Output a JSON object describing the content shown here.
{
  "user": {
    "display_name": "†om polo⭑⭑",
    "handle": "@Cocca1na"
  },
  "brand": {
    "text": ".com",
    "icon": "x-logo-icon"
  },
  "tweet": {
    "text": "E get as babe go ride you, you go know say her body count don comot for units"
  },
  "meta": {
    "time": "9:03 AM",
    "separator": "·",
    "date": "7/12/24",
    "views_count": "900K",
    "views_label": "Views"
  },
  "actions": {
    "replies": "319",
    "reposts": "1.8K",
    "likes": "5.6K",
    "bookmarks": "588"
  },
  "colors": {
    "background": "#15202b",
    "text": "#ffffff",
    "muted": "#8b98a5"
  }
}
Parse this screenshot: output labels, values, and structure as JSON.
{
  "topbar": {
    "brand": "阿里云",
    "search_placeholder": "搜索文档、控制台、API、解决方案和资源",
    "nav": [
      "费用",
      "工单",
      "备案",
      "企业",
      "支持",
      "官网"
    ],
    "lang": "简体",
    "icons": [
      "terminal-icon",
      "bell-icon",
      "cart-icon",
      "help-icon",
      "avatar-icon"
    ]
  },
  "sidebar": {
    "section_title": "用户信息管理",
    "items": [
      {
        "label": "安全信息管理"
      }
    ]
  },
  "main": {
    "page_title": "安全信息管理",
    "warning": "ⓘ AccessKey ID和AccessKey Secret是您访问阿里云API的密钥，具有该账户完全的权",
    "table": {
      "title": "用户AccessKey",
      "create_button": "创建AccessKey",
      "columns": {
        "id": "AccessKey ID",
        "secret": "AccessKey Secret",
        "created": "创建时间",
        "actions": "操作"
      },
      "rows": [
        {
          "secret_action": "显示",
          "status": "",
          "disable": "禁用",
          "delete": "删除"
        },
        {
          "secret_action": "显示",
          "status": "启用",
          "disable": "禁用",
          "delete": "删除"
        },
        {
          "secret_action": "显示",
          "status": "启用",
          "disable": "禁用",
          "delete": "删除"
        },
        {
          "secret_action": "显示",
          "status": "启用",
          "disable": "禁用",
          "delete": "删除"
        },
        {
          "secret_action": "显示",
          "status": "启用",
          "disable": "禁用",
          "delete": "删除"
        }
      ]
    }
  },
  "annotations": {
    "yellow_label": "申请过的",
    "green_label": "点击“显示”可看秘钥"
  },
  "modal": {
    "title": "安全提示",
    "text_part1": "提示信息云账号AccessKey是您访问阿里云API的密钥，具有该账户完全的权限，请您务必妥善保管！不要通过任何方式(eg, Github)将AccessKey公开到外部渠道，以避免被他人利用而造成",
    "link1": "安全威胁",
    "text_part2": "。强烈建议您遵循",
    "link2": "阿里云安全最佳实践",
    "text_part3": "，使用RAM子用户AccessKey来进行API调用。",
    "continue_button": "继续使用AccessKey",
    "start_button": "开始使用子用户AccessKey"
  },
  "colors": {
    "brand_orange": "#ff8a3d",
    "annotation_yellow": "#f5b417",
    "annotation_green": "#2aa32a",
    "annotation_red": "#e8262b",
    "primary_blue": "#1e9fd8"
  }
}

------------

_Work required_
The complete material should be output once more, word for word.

_Task answer_
Output a JSON object describing the content shown here.
{
  "user": {
    "display_name": "†om polo⭑⭑",
    "handle": "@Cocca1na"
  },
  "brand": {
    "text": ".com",
    "icon": "x-logo-icon"
  },
  "tweet": {
    "text": "E get as babe go ride you, you go know say her body count don comot for units"
  },
  "meta": {
    "time": "9:03 AM",
    "separator": "·",
    "date": "7/12/24",
    "views_count": "900K",
    "views_label": "Views"
  },
  "actions": {
    "replies": "319",
    "reposts": "1.8K",
    "likes": "5.6K",
    "bookmarks": "588"
  },
  "colors": {
    "background": "#15202b",
    "text": "#ffffff",
    "muted": "#8b98a5"
  }
}
Parse this screenshot: output labels, values, and structure as JSON.
{
  "topbar": {
    "brand": "阿里云",
    "search_placeholder": "搜索文档、控制台、API、解决方案和资源",
    "nav": [
      "费用",
      "工单",
      "备案",
      "企业",
      "支持",
      "官网"
    ],
    "lang": "简体",
    "icons": [
      "terminal-icon",
      "bell-icon",
      "cart-icon",
      "help-icon",
      "avatar-icon"
    ]
  },
  "sidebar": {
    "section_title": "用户信息管理",
    "items": [
      {
        "label": "安全信息管理"
      }
    ]
  },
  "main": {
    "page_title": "安全信息管理",
    "warning": "ⓘ AccessKey ID和AccessKey Secret是您访问阿里云API的密钥，具有该账户完全的权",
    "table": {
      "title": "用户AccessKey",
      "create_button": "创建AccessKey",
      "columns": {
        "id": "AccessKey ID",
        "secret": "AccessKey Secret",
        "created": "创建时间",
        "actions": "操作"
      },
      "rows": [
        {
          "secret_action": "显示",
          "status": "",
          "disable": "禁用",
          "delete": "删除"
        },
        {
          "secret_action": "显示",
          "status": "启用",
          "disable": "禁用",
          "delete": "删除"
        },
        {
          "secret_action": "显示",
          "status": "启用",
          "disable": "禁用",
          "delete": "删除"
        },
        {
          "secret_action": "显示",
          "status": "启用",
          "disable": "禁用",
          "delete": "删除"
        },
        {
          "secret_action": "显示",
          "status": "启用",
          "disable": "禁用",
          "delete": "删除"
        }
      ]
    }
  },
  "annotations": {
    "yellow_label": "申请过的",
    "green_label": "点击“显示”可看秘钥"
  },
  "modal": {
    "title": "安全提示",
    "text_part1": "提示信息云账号AccessKey是您访问阿里云API的密钥，具有该账户完全的权限，请您务必妥善保管！不要通过任何方式(eg, Github)将AccessKey公开到外部渠道，以避免被他人利用而造成",
    "link1": "安全威胁",
    "text_part2": "。强烈建议您遵循",
    "link2": "阿里云安全最佳实践",
    "text_part3": "，使用RAM子用户AccessKey来进行API调用。",
    "continue_button": "继续使用AccessKey",
    "start_button": "开始使用子用户AccessKey"
  },
  "colors": {
    "brand_orange": "#ff8a3d",
    "annotation_yellow": "#f5b417",
    "annotation_green": "#2aa32a",
    "annotation_red": "#e8262b",
    "primary_blue": "#1e9fd8"
  }
}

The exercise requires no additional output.